Horses are very important, respectful animals for all Icelanders. The whole nation expresses great esteem for them. They were very brave and faithful companions in the hard times. Icelandic sagas are full of stories about horses, about their courage, acts of bravery and an extraordinary relation between them and humans. In the old days horses were always buried next to the grave of their owners and when they died before them, there was a mourning in the household. Today, you can find horses on almost all Icelandic farms, but they are kept mostly for pleasure – Icelanders simply love horseback riding. In the autumn horses also sometimes help with sheep gathering.
Icelandic horses maybe don’t have such an elegant look like their cousins from the other parts of the world, but they are extremely charming, friendly and just jolly. Maybe they look lovely and compared to other horses more childish, but don’t be misled – in fact, they are extremely strong; real athletes in the animal world. They can survive the most severe winters, the craziest snow storms and the most vicious winds. Unlike other breeds, Icelandic horses have additional gait called tölt. It’s a four-beat lateral gait with only one foot carrying the weight at a time. Tölt provides a smooth and very comfortable ride, so you can feel as if you were almost flying in the air.
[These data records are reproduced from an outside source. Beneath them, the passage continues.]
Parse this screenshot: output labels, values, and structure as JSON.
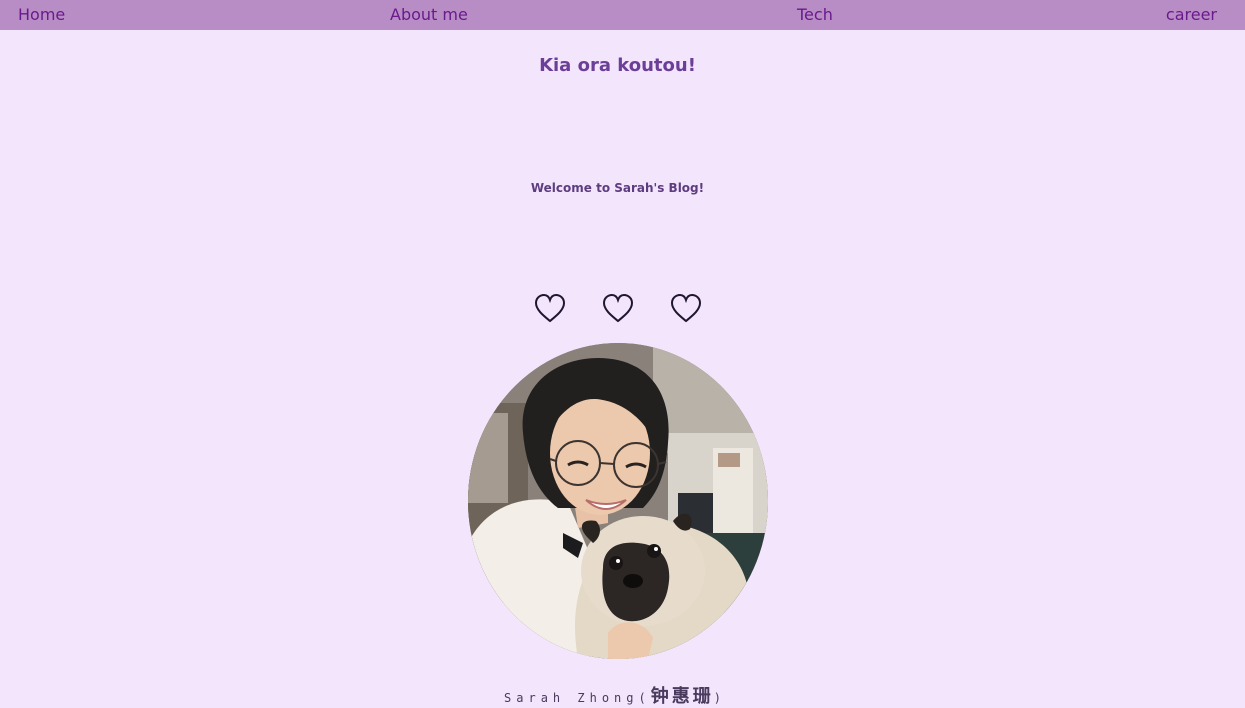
{
  "nav": {
    "home": "Home",
    "about": "About me",
    "tech": "Tech",
    "career": "career"
  },
  "hero": {
    "greeting": "Kia ora koutou!",
    "welcome": "Welcome to Sarah's Blog!"
  },
  "hearts": [
    {
      "icon": "heart-outline-icon"
    },
    {
      "icon": "heart-outline-icon"
    },
    {
      "icon": "heart-outline-icon"
    }
  ],
  "profile": {
    "name_latin": "Sarah Zhong(",
    "name_cjk": "钟惠珊",
    "name_close": ")"
  },
  "colors": {
    "navbar": "#b88dc6",
    "background": "#f3e5fc",
    "nav_text": "#6a1a8c",
    "heading": "#6b3f98"
  }
}
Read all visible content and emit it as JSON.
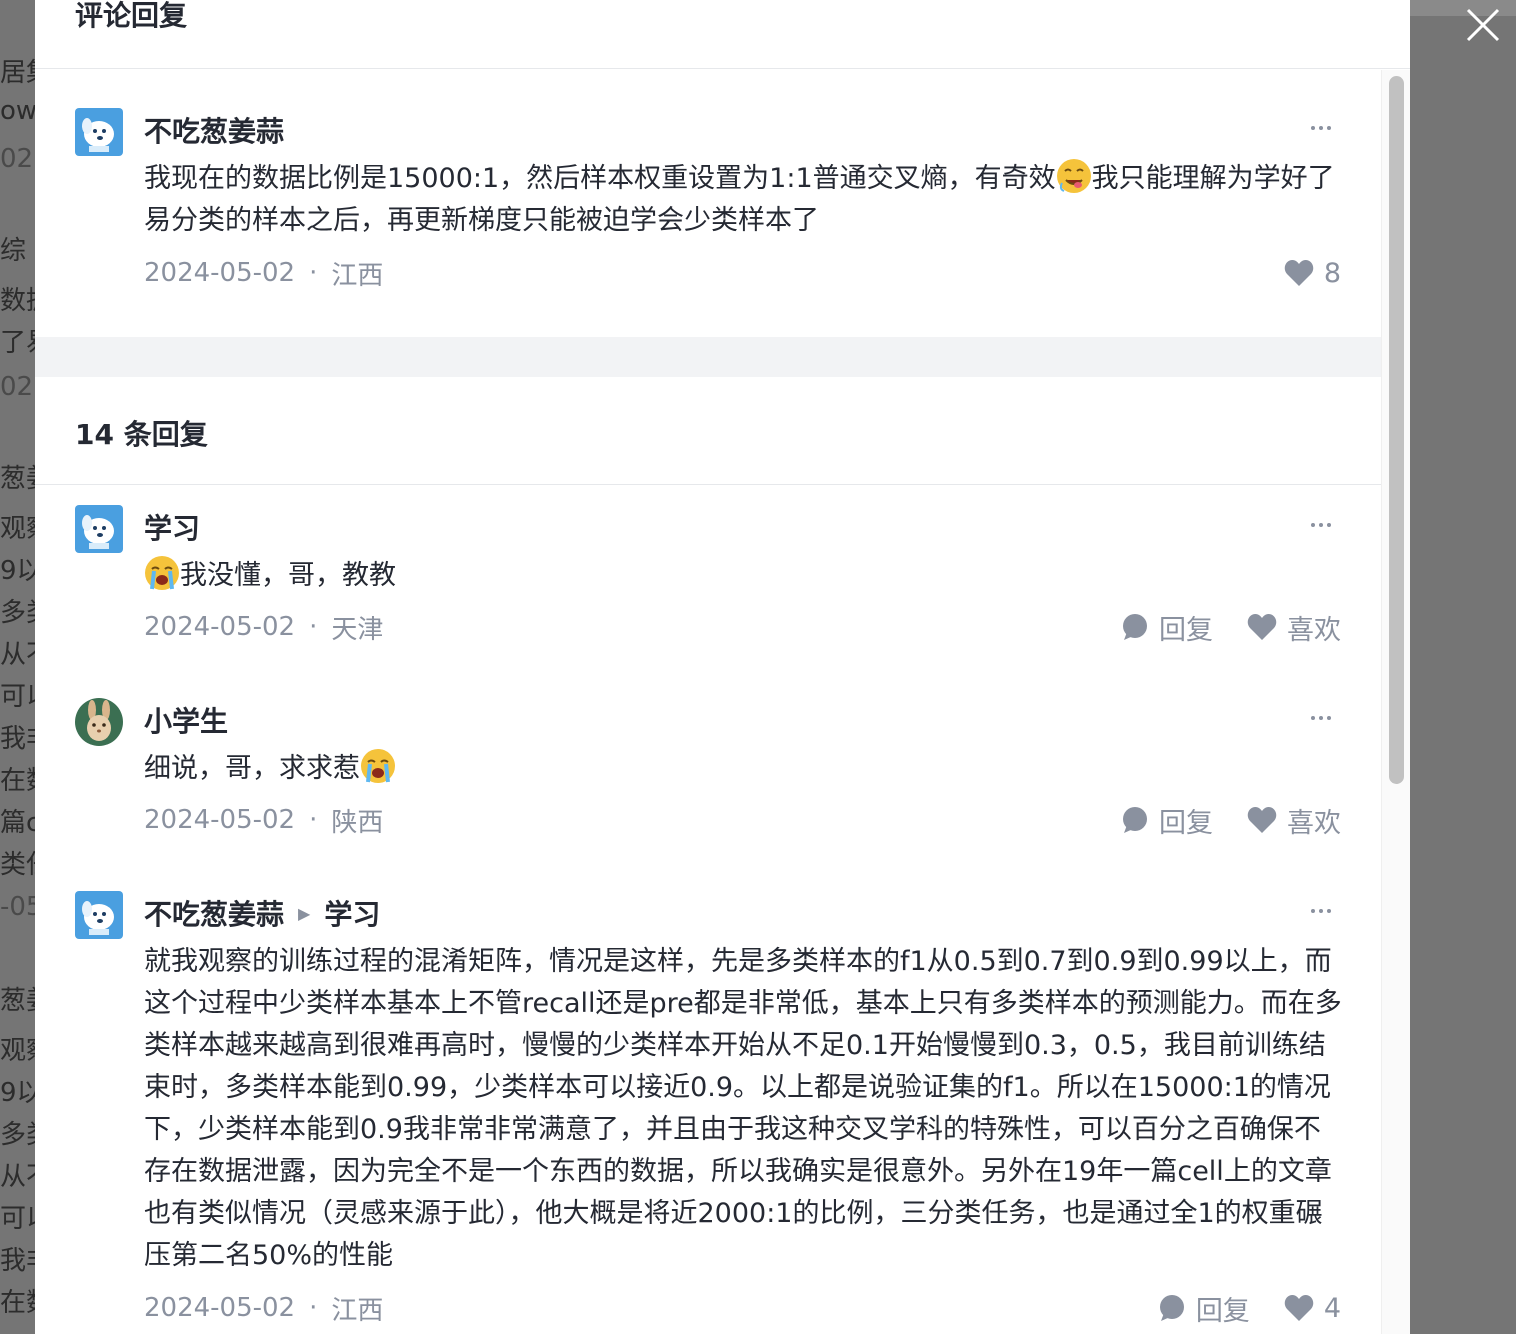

When you travel around Iceland, you will see literally thousands of horses. Many farms offer excellent horseback riding tours, so it’s a great opportunity to get to know these fantastic creatures. Iceland from the saddle looks really stunning and for sure it will awake in almost everyone a true Viking soul. Jump on the saddle!